The Foundation Boom
“More Engagement”

Helmut K. Anheier
Helmut K. Anheier | Photo (detail): © Hertie School

Whether they serve cultural, environmental or other purposes, the number of foundations in Germany has risen sharply since the 1990s. The sociologist Helmut Anheier studies the causes and effects of the “foundation boom”.

Professor Anheier, why are so many more foundations founded today than before?

More foundations have in fact been founded over the past decade than existed during the entire twentieth century. There are several reasons for this: people are living longer and having fewer children, the East German states have caught up economically, and there is a greater awareness for civic engagement. Moreover, new models such as the community foundation have been developed. And foundations now receive more attention – for example, from financial advisors who pass on the idea of establishing a foundation to their clients.

Only the state ensures stability

Are foundations increasingly taking over the tasks of the state?

The annual expenditure of all German foundations represents only a fraction of what the state annually puts into infrastructure, health, social welfare, pensions and so on. Because of their secure endowments and political independence, the strength of foundations lies in their capacity to support riskier projects. They can support new solutions and social innovations, but for the broader range the state remains indispensable. Moreover, civic engagement is wilful. No one can force a foundation to spend its money for one thing today and another tomorrow. That kind of stability can be ensured only by the state.

Some people call for the wealthy to pay higher taxes rather than to establish foundations, so that then money would be more equitably distributed.

Seen from a social point of view, it’s as undesirable that all wealthy people should establish foundations as the assumption is unrealistic that state funding has no structural weaknesses. Multigenerational houses are an example. Here over the decades foundations have furnished important financing for construction until the state began to fund the concept more broadly. In terms of combating social problems, the state and foundations have specific strengths and weaknesses. At best, they weaken each other’s weaknesses and strengthen each other’s strengths.

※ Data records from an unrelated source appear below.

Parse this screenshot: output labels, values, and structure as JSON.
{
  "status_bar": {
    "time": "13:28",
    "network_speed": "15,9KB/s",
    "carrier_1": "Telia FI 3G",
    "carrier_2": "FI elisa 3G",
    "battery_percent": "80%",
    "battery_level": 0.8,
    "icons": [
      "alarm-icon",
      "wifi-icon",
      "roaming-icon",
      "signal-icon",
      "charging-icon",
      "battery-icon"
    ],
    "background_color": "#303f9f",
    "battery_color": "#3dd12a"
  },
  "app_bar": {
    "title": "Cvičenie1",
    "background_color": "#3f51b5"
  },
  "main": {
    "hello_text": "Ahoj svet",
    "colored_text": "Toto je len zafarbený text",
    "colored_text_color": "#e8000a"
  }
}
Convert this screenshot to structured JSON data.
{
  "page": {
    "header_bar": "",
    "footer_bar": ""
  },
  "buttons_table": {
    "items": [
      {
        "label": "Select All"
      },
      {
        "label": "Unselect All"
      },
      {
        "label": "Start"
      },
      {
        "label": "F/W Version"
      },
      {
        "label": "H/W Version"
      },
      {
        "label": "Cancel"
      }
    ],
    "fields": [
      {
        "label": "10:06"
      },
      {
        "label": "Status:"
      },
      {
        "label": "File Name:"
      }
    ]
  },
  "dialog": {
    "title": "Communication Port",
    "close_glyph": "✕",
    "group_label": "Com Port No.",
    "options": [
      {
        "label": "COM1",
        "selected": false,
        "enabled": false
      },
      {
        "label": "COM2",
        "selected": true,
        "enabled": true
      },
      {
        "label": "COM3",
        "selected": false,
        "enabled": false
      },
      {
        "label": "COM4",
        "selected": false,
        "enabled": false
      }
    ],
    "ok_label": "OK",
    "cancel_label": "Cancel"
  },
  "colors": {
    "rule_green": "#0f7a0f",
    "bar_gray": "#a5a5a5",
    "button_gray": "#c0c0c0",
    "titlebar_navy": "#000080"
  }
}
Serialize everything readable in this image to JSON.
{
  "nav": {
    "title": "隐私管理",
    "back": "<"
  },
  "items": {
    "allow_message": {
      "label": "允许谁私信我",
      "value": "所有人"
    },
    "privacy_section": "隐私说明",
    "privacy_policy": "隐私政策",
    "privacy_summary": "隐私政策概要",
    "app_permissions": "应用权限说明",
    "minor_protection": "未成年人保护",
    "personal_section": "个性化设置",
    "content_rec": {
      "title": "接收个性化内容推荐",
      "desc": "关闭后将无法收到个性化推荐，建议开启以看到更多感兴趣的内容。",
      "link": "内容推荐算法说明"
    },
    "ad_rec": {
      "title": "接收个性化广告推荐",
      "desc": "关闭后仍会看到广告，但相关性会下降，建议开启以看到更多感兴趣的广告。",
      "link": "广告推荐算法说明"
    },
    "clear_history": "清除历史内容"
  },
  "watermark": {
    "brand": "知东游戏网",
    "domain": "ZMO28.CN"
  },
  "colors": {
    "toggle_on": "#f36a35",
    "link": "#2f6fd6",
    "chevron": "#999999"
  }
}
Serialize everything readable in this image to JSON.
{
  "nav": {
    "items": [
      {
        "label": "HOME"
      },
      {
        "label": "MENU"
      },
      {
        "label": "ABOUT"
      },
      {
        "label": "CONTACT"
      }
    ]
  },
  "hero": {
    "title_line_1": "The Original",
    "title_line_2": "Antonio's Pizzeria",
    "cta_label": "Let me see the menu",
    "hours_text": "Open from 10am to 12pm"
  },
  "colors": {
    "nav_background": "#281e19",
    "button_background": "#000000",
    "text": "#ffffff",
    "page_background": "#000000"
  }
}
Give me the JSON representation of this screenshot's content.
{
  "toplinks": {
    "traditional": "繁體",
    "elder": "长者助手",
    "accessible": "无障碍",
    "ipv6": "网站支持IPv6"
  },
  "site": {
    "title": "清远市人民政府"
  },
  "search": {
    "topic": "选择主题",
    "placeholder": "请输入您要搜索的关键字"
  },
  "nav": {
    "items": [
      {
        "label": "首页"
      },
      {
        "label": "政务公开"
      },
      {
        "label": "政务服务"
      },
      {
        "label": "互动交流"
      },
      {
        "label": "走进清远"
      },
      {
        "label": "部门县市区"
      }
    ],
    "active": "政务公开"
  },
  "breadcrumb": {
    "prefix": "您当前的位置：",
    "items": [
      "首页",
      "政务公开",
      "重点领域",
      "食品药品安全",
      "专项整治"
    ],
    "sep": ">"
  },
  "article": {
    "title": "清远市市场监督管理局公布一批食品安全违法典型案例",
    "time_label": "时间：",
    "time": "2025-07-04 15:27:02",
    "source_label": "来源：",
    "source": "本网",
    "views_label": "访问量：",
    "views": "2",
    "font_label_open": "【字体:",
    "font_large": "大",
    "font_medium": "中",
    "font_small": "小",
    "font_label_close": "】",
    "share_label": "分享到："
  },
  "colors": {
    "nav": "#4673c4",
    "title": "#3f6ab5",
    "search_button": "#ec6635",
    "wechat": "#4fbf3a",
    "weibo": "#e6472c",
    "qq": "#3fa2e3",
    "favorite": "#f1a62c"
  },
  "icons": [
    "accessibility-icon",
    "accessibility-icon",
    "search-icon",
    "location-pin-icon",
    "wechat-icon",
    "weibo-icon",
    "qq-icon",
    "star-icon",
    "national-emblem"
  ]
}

There is the thesis that, historically, foundations have been founded in greater numbers especially when the established order has begun to falter.

The opposite is the case. A vital foundation sector is the expression of a stable, liberal order. At the beginning of the twentieth century, Germany had a much larger foundation sector than the United States, the country with the most foundations, has today. The hyperinflation of the 1920s destroyed many endowments and the Nazi state and socialism didn’t tolerate private persons pursuing their own charitable purposes.

One of the largest foundation sectors in the world

How does the foundation scene in Germany differ from that of other countries?

Though far behind the United States, Germany has one of the largest foundation sectors in the world. Notable is the co-existence of a strong liberal and a strong corporatist sector. By liberal foundations I mean foundations established by private persons or organizations. Under the other type of foundation come those that are dependent to a substantial degree on public funding or are administered by representatives of public agencies, as, for example, the Prussian Cultural Heritage Foundation or the Federal Foundation for the Environment.

Recently there have been reports of the strain put on German foundations because of the low interest rates. What effects has this had on the foundation scene?

The foundation boom has been stalled somewhat. Foundations without professional asset management are now happy if they can keep their interest revenue above the inflation rate. For small foundations there’s no longer enough money for project work; they’ve been virtually incapacitated. All this makes the establishment of a foundation sensible only if one disposes over significantly higher sums than, say, ten years ago.

What role do material factors play in the decision to establish a foundation and what effect have the tax changes enacted around the turn of the millennium had?

If you establish a foundation, you have to pay neither inheritance nor gift tax on it. In addition, the donated amount can be deducted from the income tax. With the endowment of a patrimony, however, the founder is no longer its owner, which is why a foundation under German law isn’t useful as a tax shelter. The founder can make himself the chairman of his foundation by statute, but he must always be able to prove that all its expenses have been used for charitable purposes.

Helmut K. Anheier is Professor of Sociology at the Hertie School of Governance in Berlin. He is also active at the University of Heidelberg, where he co-founded the Centre for Social Investment and Innovation (CSI) and is still its director. Anheier’s research areas include the social role of foundations. He is co-editor of the “Global Civil Society Yearbook” and has written several books on the subject, including “Foundations and American Society” and “Nonprofit Organizations: Theory, Management and Polic”.